Creating a blurry background can be done a few different ways, but understanding and utilizing the aperture in your lens is a great starting point and will allow your subject to 'pop' off the background and illuminate distracting elements. 

 Sony 35mm F1.4 - Driving into the Sahara, Morroco

Sony 35mm F1.4 - Driving into the Sahara, Morroco

The Process

The blurred look (foreground or background) is achieved through the manipulation of depth of field, which is the distance of what is in focus between the camera and subject. 

Depth-of-field-chart-lane-peters.jpg

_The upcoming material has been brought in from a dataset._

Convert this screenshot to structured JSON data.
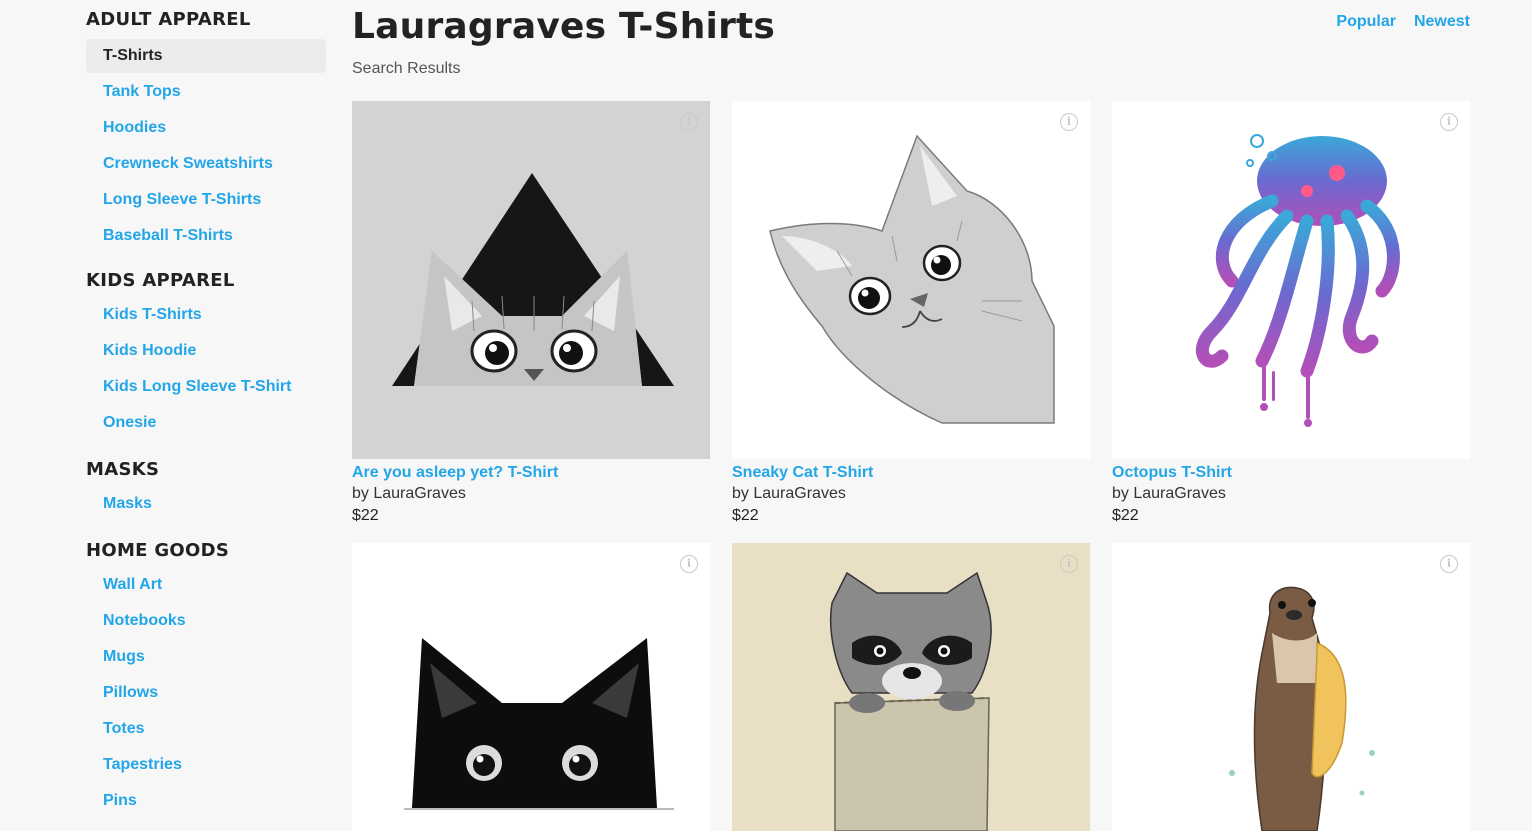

Large apertures between F 1.4 - F 3.5, have a very shallow or short depth of field. Small apertures on the other hand (between F 9 - F22), have a very long depth of field, making more things in focus in front of or behind the subject.

 
shallow dof II.png
 
large dof II.png
 

The closer the camera is to the subject, the more exaggerated the blurred look will be.

 
 Sony 35mm F1.4 -Shot several feet away from the subject for a less exaggerated shallow depth of field look.

Sony 35mm F1.4 -Shot several feet away from the subject for a less exaggerated shallow depth of field look.

 Sony 35mm F1.4 -Shot inches away from the subject for a more exaggerated shallow depth of field look.

Sony 35mm F1.4 -Shot inches away from the subject for a more exaggerated shallow depth of field look.

 
 
 
Lane Peters